What this task involves
Check each line below for "circle" and report how many have it, nothing else.

Stored data
-- Opening Marker --

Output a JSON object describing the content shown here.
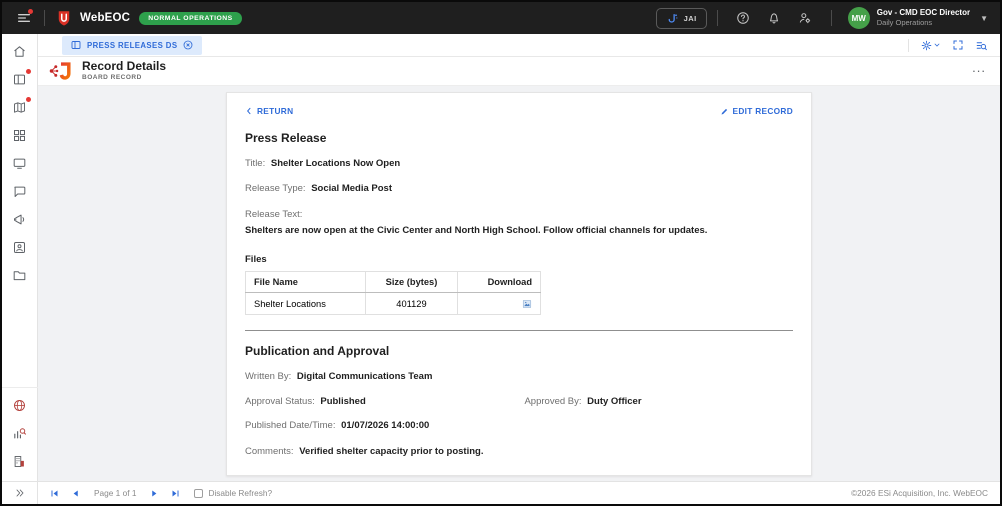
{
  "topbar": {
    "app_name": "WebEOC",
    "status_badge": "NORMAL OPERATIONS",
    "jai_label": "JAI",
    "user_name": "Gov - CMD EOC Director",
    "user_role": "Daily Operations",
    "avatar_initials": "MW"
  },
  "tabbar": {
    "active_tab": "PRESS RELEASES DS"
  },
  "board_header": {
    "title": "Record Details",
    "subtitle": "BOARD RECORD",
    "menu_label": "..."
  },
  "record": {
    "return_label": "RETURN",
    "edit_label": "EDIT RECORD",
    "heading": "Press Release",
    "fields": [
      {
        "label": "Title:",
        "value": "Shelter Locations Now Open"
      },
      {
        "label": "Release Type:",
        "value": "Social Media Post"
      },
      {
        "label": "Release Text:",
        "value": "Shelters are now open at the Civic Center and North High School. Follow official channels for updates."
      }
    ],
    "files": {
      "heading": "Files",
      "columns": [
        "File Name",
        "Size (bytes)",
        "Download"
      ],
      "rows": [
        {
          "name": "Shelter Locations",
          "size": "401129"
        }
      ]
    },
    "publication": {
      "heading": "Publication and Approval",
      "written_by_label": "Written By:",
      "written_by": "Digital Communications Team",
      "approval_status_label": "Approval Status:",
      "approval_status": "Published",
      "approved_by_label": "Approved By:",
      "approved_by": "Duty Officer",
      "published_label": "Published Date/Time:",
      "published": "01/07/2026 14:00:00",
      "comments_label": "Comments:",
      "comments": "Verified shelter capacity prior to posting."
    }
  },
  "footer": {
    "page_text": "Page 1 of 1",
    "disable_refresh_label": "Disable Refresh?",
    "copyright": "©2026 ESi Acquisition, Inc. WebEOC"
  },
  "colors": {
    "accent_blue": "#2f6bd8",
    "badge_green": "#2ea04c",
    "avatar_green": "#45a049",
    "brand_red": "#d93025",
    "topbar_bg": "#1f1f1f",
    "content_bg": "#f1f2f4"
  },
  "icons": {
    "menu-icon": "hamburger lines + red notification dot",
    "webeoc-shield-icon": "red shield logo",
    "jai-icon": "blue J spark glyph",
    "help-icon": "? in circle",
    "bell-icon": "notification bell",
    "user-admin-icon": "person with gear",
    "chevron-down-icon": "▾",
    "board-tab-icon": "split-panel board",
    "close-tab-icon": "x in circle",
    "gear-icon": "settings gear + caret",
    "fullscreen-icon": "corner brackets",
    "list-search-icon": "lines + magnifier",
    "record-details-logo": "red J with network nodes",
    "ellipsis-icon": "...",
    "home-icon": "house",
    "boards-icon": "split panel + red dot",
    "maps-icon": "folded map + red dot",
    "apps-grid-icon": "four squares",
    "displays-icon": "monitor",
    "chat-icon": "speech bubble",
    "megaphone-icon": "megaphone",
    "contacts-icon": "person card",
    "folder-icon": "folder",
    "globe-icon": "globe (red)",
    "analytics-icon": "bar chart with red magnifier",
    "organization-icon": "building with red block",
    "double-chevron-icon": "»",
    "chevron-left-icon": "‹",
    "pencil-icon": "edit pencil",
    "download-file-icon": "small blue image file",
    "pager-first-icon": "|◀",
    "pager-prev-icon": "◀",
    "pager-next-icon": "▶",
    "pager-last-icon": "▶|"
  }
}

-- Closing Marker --
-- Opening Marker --

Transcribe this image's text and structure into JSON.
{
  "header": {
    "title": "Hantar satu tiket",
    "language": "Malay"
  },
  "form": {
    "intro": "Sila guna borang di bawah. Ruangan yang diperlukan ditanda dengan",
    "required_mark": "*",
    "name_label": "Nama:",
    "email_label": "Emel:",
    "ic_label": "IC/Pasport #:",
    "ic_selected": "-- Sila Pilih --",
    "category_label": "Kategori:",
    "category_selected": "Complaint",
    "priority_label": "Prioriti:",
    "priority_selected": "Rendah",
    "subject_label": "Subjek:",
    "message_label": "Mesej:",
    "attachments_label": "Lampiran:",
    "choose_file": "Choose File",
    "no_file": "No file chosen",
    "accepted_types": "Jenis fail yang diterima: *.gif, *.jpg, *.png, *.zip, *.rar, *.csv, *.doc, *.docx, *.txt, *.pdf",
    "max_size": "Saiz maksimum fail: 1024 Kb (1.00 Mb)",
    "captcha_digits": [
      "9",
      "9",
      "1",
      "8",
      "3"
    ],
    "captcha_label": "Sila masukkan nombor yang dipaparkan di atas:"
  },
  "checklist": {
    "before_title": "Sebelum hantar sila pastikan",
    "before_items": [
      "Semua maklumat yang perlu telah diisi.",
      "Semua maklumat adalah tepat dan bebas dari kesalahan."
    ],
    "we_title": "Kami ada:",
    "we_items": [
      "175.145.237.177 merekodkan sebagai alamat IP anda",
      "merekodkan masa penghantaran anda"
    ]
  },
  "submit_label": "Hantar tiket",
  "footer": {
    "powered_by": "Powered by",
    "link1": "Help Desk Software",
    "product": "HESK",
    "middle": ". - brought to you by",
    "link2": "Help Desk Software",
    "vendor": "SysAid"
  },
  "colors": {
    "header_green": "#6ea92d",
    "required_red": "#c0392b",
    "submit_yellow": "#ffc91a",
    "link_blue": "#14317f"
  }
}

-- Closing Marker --

Response for this exercise
2